|Drainage Area||Watershed Population||Open Stream Miles||Primary Streams|
|25 Sq. Miles||9,694||36 Miles||Jackson Bayou|
The Jackson Bayou watershed is located in east Harris County, just east of Lake Houston, and serves the Crosby and Newport areas. The watershed covers about 25 square miles and flows into the San Jacinto River below Lake Houston via Jackson Bayou. There are about 36 miles of open streams within the watershed, including the primary stream and tributary channels. Gum Gully is the largest tributary in the watershed and drains about 17 square miles, which is close to 70% of the watershed. The estimated population within the watershed is just under 10,000.
Although erosion problems exist along most of the length of the Jackson Bayou and its tributaries, little or no regional planning has been done for Jackson Bayou due to the low incidence of structural flooding. Jackson Bayou is relatively deep with steep side slopes and the channel slope is relatively steep (for Harris County) which promotes rapid drainage of the watershed. Some flooding of a few structures has occurred in the last twenty years, although the mapped floodplain typically covers farmland and areas with scattered development. The floodplain in the lower portion of the watershed results from the San Jacinto River.

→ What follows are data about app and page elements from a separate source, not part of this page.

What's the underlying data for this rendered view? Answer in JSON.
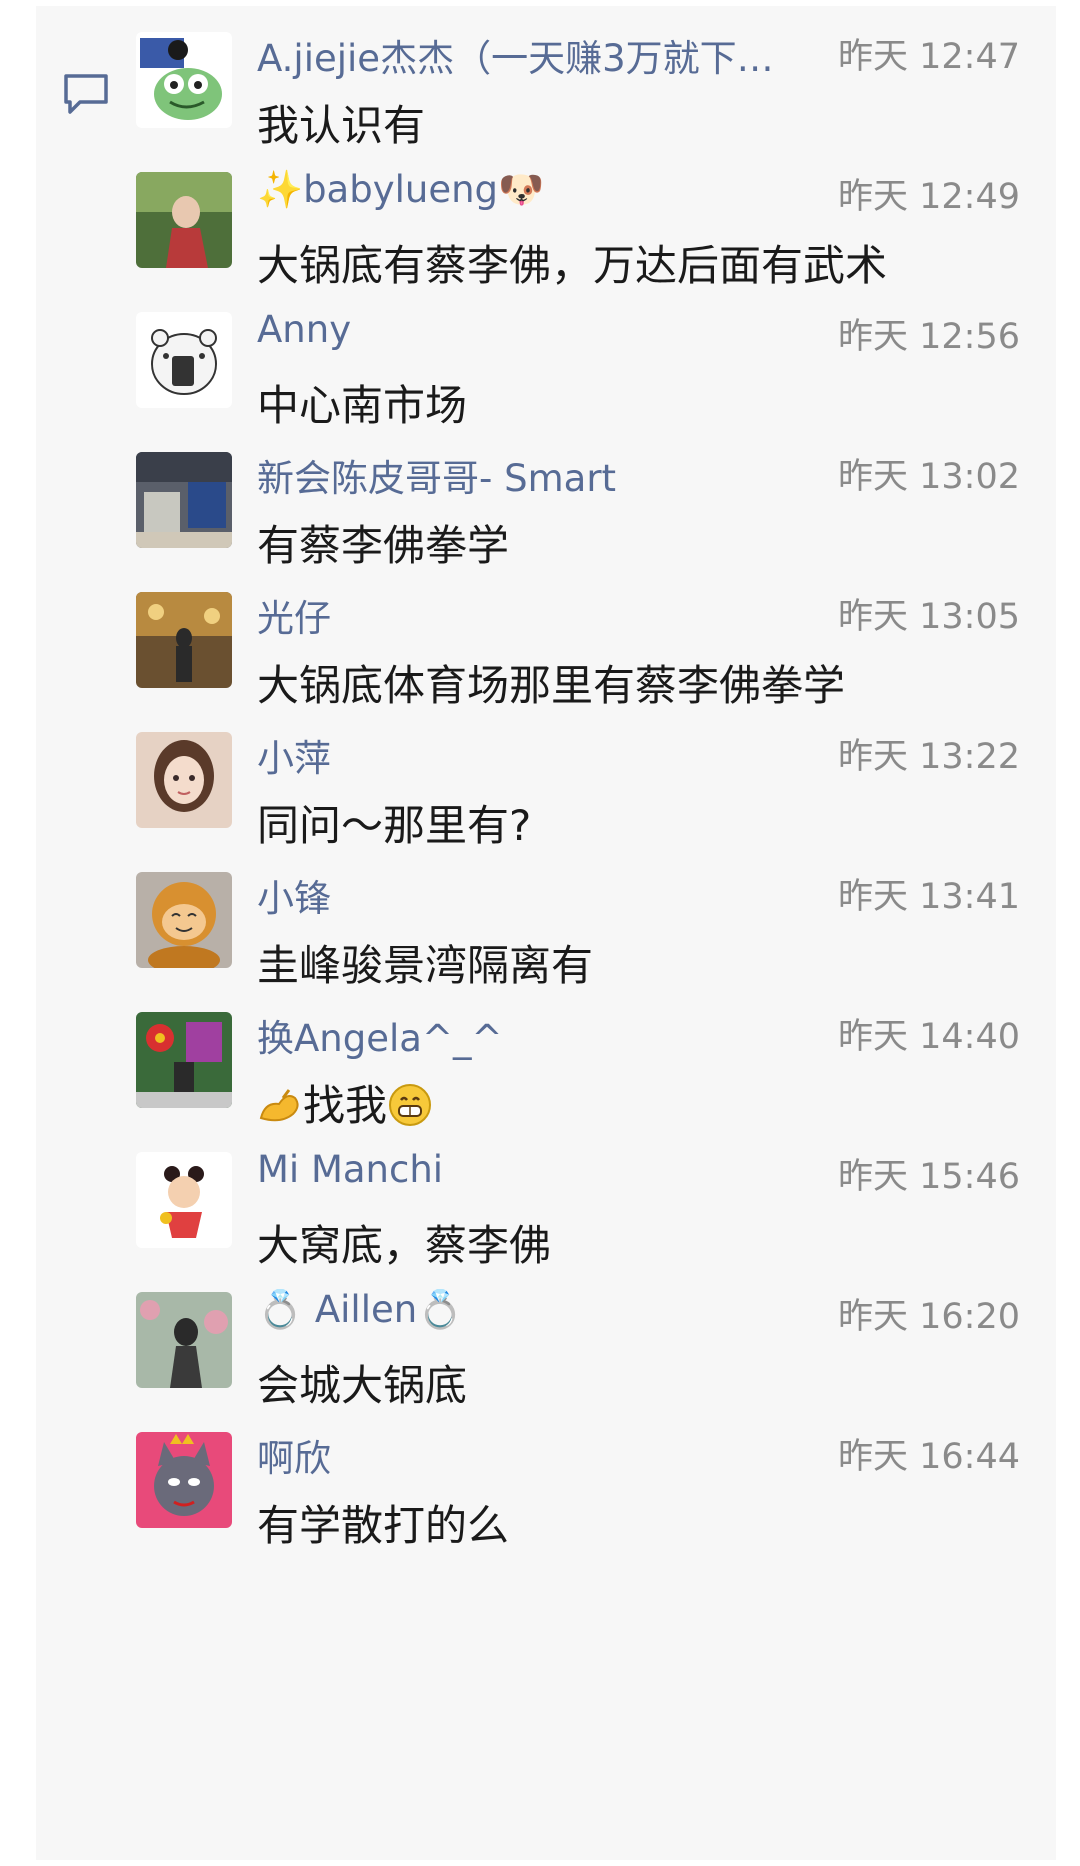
{
  "comments": [
    {
      "name": "A.jiejie杰杰（一天赚3万就下…",
      "time": "昨天 12:47",
      "text": "我认识有",
      "avatar_color": "#7fc47a"
    },
    {
      "name": "✨babylueng🐶",
      "time": "昨天 12:49",
      "text": "大锅底有蔡李佛，万达后面有武术",
      "avatar_color": "#6b8f4a"
    },
    {
      "name": "Anny",
      "time": "昨天 12:56",
      "text": "中心南市场",
      "avatar_color": "#f2f2f2"
    },
    {
      "name": "新会陈皮哥哥- Smart",
      "time": "昨天 13:02",
      "text": "有蔡李佛拳学",
      "avatar_color": "#5a5f6a"
    },
    {
      "name": "光仔",
      "time": "昨天 13:05",
      "text": "大锅底体育场那里有蔡李佛拳学",
      "avatar_color": "#8a6a3a"
    },
    {
      "name": "小萍",
      "time": "昨天 13:22",
      "text": "同问～那里有?",
      "avatar_color": "#d8b8a8"
    },
    {
      "name": "小锋",
      "time": "昨天 13:41",
      "text": "圭峰骏景湾隔离有",
      "avatar_color": "#e0a040"
    },
    {
      "name": "换Angela^_^",
      "time": "昨天 14:40",
      "text_before": "",
      "text": "找我",
      "avatar_color": "#3a6a3a",
      "emoji_before": "flexed-arm-icon",
      "emoji_after": "grinning-face-icon"
    },
    {
      "name": "Mi Manchi",
      "time": "昨天 15:46",
      "text": "大窝底，蔡李佛",
      "avatar_color": "#ffffff"
    },
    {
      "name": "💍 Aillen💍",
      "time": "昨天 16:20",
      "text": "会城大锅底",
      "avatar_color": "#9aa89a"
    },
    {
      "name": "啊欣",
      "time": "昨天 16:44",
      "text": "有学散打的么",
      "avatar_color": "#e84a7a"
    }
  ]
}
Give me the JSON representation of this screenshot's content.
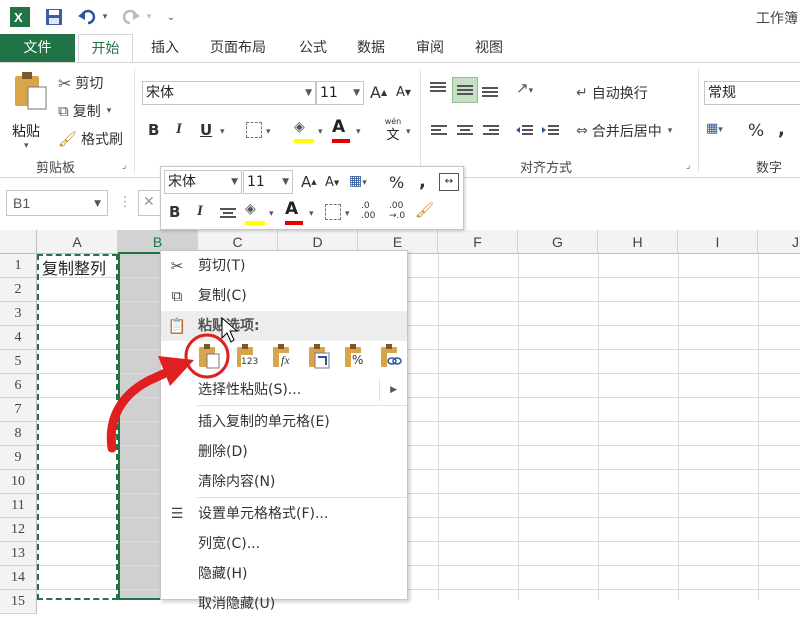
{
  "titlebar": {
    "title": "工作簿",
    "icons": [
      "excel-logo",
      "save-icon",
      "undo-icon",
      "redo-icon",
      "customize-qat-icon"
    ]
  },
  "tabs": [
    "文件",
    "开始",
    "插入",
    "页面布局",
    "公式",
    "数据",
    "审阅",
    "视图"
  ],
  "active_tab": "开始",
  "ribbon": {
    "clipboard": {
      "paste": "粘贴",
      "cut": "剪切",
      "copy": "复制",
      "format_painter": "格式刷",
      "group": "剪贴板"
    },
    "font": {
      "name": "宋体",
      "size": "11",
      "bold": "B",
      "italic": "I",
      "underline": "U",
      "font_color": "A",
      "wen": "wén",
      "wen_char": "文",
      "group": "字体"
    },
    "alignment": {
      "wrap": "自动换行",
      "merge": "合并后居中",
      "group": "对齐方式"
    },
    "number": {
      "format": "常规",
      "percent": "%",
      "group": "数字"
    }
  },
  "formula_bar": {
    "name_box": "B1",
    "fx_partial": "✕"
  },
  "mini_toolbar": {
    "font": "宋体",
    "size": "11",
    "percent": "%",
    "comma": ",",
    "bold": "B",
    "italic": "I",
    "font_color": "A",
    "inc_decimal": ".0\n.00",
    "dec_decimal": ".00\n→.0"
  },
  "sheet": {
    "columns": [
      "A",
      "B",
      "C",
      "D",
      "E",
      "F",
      "G",
      "H",
      "I",
      "J"
    ],
    "rows": [
      "1",
      "2",
      "3",
      "4",
      "5",
      "6",
      "7",
      "8",
      "9",
      "10",
      "11",
      "12",
      "13",
      "14",
      "15"
    ],
    "cell_a1": "复制整列",
    "selected_column": "B",
    "colors": {
      "header_bg": "#f3f3f3",
      "selected_col": "#d0d0d0",
      "accent": "#217346"
    }
  },
  "context_menu": {
    "cut": "剪切(T)",
    "copy": "复制(C)",
    "paste_options": "粘贴选项:",
    "paste_special": "选择性粘贴(S)...",
    "insert_copied": "插入复制的单元格(E)",
    "delete": "删除(D)",
    "clear": "清除内容(N)",
    "format_cells": "设置单元格格式(F)...",
    "col_width": "列宽(C)...",
    "hide": "隐藏(H)",
    "unhide": "取消隐藏(U)",
    "paste_icons": [
      "paste-icon",
      "paste-values-icon",
      "paste-formulas-icon",
      "paste-transpose-icon",
      "paste-formatting-icon",
      "paste-link-icon"
    ],
    "paste_icon_labels": [
      "",
      "123",
      "fx",
      "",
      "%",
      ""
    ]
  },
  "annotation": {
    "color": "#e02020"
  }
}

Development is concentrated in the Newport and Crosby area, but most of the watershed is relatively undeveloped and hosts either natural habitat or agricultural activity. Relatively slow growth is expected in the watershed.
Large portions of the watershed are still forested and have not been farmed or developed. Natural wildlife habitats through the undeveloped reaches of the bayou are of high quality and increase the environmental sensitivity of the entire watershed.